That night, his hand ached so badly, he couldn't sleep. He returned to the E.R., and this time he was admitted and put on antibiotics. The next morning, his infection was even worse. The doctors then made a long Z incision in Talley's hand to drain the abscess, and put him on stronger antibiotics. "That should take care of it," he was told.
It didn't. By his second morning in the hospital, the infection had spread further. His doctors were getting worried, so they ordered a more extensive round of blood work. When they received the results, they sat down to brief Talley. "Have you ever heard of MRSA?" they asked. He nearly fell off the bed. "Yeah," he responded. "It killed my buddy."
He was immediately started on Vancomycin, every 12 hours around the clock, two IV bags a day. Because the infection was in his hand, the doctors told him, it was especially dangerous, since it had nowhere to travel but straight up toward his heart. Talley remembered something Ricky's mother had told him: "If Ricky could have made it through that first day in the hospital, he would have been okay."
So when Talley woke the next morning, he felt he was already winning. He checked his hand; for the first time in a week, it was back to normal size. For him, the Vancomycin worked. He would still need extensive physical therapy; a month after his touch-and-go week in the hospital, he had recovered only 75 percent of his hand function.

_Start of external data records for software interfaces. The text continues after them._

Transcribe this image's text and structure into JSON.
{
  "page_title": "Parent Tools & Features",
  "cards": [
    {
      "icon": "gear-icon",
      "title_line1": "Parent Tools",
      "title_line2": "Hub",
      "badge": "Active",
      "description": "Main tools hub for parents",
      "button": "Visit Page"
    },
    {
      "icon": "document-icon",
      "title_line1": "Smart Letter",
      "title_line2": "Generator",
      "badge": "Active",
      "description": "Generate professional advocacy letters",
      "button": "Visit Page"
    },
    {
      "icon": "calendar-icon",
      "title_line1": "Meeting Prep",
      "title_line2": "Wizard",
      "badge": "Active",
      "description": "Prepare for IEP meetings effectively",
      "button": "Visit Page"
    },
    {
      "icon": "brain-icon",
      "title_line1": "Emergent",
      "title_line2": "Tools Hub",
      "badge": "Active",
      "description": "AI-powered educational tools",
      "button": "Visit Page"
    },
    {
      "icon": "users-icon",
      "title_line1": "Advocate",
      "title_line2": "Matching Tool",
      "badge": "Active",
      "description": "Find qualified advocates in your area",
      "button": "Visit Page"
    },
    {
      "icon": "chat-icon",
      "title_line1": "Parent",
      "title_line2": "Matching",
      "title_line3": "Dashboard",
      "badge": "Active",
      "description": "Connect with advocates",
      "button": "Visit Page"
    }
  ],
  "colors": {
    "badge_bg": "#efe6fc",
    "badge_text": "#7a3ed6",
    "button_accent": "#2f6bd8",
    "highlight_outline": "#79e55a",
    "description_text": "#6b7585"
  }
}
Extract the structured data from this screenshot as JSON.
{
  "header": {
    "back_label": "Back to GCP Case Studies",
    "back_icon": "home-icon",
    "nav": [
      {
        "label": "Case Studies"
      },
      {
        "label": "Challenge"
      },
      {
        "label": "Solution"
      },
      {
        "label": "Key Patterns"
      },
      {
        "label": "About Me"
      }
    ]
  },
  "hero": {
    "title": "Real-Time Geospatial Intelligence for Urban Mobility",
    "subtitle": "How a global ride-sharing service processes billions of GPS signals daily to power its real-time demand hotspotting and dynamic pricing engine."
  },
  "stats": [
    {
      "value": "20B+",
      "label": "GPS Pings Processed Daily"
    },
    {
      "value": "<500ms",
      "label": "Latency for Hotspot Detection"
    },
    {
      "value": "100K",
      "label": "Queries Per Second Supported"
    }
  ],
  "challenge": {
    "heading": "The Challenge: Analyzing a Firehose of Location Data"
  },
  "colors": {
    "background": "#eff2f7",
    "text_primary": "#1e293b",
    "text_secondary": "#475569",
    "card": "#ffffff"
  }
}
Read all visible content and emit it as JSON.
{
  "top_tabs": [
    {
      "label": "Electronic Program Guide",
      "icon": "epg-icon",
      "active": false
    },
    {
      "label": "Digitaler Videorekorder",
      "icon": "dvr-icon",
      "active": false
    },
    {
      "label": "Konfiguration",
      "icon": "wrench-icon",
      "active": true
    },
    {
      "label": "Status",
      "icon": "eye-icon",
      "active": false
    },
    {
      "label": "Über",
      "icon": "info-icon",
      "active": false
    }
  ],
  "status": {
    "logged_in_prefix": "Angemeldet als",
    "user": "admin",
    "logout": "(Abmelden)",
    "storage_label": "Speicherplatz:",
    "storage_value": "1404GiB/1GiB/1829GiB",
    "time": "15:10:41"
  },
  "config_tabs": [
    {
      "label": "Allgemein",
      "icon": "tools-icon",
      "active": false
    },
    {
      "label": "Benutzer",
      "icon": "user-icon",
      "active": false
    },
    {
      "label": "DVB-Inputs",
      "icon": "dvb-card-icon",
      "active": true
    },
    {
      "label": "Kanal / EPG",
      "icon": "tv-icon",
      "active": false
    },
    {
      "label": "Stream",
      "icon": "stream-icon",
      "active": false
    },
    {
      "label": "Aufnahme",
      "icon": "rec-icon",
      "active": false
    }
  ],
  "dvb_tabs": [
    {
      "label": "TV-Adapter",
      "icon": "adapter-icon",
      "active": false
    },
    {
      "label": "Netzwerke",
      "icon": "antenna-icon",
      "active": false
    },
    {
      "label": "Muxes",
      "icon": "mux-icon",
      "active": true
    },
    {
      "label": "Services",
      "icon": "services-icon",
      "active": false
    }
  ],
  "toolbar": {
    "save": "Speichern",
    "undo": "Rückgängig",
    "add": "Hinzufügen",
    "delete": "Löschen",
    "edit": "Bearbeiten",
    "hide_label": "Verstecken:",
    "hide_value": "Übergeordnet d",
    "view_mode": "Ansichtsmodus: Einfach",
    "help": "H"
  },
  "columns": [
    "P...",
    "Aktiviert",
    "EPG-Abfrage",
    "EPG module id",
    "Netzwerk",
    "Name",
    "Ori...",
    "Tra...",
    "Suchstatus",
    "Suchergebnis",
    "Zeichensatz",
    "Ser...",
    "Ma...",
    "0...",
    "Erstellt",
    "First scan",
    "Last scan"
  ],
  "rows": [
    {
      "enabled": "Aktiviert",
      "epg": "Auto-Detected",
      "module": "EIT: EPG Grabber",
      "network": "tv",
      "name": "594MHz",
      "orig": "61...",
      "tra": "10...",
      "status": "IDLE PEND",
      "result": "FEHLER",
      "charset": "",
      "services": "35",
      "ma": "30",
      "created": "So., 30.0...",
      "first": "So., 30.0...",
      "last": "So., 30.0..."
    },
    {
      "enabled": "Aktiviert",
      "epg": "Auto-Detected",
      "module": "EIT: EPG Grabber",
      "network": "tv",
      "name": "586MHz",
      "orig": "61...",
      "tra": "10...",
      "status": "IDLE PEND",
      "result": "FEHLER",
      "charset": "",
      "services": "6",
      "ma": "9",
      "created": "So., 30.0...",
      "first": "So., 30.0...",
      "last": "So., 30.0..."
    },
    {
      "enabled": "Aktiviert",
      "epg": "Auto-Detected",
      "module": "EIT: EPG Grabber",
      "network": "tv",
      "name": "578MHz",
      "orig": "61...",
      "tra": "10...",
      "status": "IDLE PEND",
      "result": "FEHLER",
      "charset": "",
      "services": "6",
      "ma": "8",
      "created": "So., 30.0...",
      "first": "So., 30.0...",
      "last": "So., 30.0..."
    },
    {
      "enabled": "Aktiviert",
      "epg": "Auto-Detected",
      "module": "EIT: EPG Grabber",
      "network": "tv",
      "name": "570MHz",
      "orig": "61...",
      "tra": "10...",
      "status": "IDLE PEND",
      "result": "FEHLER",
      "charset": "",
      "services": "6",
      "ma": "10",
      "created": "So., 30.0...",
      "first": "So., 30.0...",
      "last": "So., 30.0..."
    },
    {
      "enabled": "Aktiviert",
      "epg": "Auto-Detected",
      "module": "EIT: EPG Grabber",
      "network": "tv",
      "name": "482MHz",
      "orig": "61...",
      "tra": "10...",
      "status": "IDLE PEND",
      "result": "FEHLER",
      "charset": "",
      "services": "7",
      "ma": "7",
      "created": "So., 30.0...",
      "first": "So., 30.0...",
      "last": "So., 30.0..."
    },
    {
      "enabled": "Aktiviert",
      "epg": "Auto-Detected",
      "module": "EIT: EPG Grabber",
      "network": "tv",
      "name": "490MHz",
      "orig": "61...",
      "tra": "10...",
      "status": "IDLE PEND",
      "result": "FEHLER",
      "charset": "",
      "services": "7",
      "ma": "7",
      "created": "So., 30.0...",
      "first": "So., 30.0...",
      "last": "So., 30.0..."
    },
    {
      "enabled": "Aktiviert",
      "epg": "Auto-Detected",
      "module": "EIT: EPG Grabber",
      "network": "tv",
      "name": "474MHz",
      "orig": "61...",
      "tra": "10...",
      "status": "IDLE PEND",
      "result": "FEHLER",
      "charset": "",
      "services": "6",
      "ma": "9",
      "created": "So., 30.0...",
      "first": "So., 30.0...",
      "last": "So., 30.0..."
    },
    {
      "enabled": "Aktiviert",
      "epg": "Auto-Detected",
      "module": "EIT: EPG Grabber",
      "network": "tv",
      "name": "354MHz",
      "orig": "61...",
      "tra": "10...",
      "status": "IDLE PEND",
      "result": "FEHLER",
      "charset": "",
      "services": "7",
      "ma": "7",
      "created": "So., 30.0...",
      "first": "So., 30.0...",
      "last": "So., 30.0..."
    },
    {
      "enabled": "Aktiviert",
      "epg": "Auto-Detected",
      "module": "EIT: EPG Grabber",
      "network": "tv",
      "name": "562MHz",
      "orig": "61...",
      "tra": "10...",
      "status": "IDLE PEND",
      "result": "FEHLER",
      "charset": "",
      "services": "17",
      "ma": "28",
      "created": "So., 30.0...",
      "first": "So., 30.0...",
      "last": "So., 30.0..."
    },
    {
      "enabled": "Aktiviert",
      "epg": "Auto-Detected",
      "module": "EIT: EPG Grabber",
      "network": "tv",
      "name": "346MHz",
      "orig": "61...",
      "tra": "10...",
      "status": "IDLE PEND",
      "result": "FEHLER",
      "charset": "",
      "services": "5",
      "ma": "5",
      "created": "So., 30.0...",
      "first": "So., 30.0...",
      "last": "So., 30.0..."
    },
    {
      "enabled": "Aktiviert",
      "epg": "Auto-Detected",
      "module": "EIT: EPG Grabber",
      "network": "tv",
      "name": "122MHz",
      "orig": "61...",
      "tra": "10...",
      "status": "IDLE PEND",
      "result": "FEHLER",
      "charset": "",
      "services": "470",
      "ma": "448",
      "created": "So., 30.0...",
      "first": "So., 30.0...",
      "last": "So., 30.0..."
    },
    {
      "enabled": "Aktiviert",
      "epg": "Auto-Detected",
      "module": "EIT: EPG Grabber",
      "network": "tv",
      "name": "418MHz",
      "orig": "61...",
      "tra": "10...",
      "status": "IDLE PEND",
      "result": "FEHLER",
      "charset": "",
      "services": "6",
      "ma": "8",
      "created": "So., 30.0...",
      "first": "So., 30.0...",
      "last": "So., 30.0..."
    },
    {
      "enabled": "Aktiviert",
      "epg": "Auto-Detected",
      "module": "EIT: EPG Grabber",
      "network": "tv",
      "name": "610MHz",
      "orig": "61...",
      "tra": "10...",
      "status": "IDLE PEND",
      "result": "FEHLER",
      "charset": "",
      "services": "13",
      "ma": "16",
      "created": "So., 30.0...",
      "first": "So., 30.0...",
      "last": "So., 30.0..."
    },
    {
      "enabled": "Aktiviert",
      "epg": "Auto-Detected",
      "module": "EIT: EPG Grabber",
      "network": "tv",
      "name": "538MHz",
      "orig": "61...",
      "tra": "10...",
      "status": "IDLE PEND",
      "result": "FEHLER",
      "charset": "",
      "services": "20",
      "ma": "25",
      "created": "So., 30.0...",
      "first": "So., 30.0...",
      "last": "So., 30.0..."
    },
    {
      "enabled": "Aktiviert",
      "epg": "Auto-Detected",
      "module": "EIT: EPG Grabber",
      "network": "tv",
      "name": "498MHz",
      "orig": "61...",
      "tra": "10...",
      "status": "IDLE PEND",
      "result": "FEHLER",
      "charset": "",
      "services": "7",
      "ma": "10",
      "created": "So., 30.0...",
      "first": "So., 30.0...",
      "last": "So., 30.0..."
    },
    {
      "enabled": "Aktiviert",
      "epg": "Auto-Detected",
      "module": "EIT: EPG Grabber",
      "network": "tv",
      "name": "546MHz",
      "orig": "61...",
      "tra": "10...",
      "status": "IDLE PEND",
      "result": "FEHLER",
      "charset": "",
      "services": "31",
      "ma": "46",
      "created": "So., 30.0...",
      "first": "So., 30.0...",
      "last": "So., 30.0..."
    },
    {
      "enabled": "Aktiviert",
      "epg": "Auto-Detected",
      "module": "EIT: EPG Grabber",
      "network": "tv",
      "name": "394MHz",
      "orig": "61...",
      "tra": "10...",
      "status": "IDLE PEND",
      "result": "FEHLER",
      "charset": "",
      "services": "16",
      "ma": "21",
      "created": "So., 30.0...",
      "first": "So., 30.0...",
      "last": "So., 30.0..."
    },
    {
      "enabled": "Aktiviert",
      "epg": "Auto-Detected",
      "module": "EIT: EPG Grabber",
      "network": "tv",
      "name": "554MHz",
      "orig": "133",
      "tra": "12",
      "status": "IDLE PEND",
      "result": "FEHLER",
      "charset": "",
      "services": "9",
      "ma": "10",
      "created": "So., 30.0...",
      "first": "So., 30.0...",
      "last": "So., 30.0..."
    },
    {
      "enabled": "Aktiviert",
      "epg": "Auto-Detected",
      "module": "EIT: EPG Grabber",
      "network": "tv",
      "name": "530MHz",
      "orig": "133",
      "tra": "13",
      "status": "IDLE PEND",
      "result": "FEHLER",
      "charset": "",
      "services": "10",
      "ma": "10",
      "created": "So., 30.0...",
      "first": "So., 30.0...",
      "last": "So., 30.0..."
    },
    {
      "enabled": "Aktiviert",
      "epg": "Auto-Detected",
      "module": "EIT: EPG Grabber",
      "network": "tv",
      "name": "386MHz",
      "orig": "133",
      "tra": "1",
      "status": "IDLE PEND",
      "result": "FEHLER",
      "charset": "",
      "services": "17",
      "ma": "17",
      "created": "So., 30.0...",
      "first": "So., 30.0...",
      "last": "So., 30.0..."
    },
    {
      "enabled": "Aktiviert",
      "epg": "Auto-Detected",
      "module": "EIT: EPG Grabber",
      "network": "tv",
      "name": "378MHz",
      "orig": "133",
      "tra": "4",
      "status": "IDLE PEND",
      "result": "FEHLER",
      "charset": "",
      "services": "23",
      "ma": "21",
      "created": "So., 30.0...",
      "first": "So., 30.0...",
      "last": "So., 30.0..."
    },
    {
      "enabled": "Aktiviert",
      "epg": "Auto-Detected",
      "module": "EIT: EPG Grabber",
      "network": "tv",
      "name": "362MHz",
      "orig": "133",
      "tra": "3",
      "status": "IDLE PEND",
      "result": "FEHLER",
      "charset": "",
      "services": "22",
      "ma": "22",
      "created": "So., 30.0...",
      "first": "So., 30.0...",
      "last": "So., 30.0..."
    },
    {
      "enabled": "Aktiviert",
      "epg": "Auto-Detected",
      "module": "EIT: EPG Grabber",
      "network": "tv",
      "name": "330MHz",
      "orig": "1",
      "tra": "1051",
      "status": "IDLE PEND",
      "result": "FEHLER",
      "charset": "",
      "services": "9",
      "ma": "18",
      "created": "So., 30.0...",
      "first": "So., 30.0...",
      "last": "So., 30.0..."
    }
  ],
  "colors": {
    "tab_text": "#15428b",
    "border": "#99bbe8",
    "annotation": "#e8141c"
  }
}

Surprisingly, the greatest source of hope in the fight against MRSA may come from the most common defense: soap and water. By making sure to wash their hands thoroughly and by keeping all cuts well disinfected and bandaged, most people can avoid spreading or contracting MRSA. "It's not going away," Dr. Lowy says, "but we have a chance of slowing it until new antibiotics, or even a vaccine, are created."
The NFL has begun sponsoring hygiene workshops for players and is encouraging trainers to disinfect hot tubs and showers regularly, according to Steve Antonopolus, ATC, head of the NFL's Trainers' Association. "There's a potential for MRSA to be everywhere in the locker room," he says. "Around trash cans, in cleats--everywhere."
Meanwhile, the IDSA has been lobbying Congress to treat MRSA like a terrorist threat. It proposes a "10 Most Wanted" list of bacterial infections, so that any drug company that goes after one would be rewarded with a "bounty" of tax breaks and extended patents. One Florida company, Nabi Biopharmaceuticals, is already in phase three of clinical trials of a staph vaccine, which would immunize recipients. A request for FDA approval is expected by the end of 2005.
"At this point, we project it for use only among high-risk candidates, like kidney patients," says Nabi spokesman Mark Soufleris. "But potentially, it could be used for millions of people." Best of all, Soufleris points out, it could take a tremendously long time before MRSA develops resistance to the vaccine. "Antibiotics attack the bacteria at one point of entry, but our vaccine creates antibodies that attack at multiple points."
Dr. Gilbert likes what he's heard about the Nabi vaccine. "Won't that be great, to get a shot and never worry about staph again?" he says. Till then, he urges, do what your mom always told you: "Change your clothes, wash your hands, and no roughhousing."
By: Christopher McDougall, Men's Health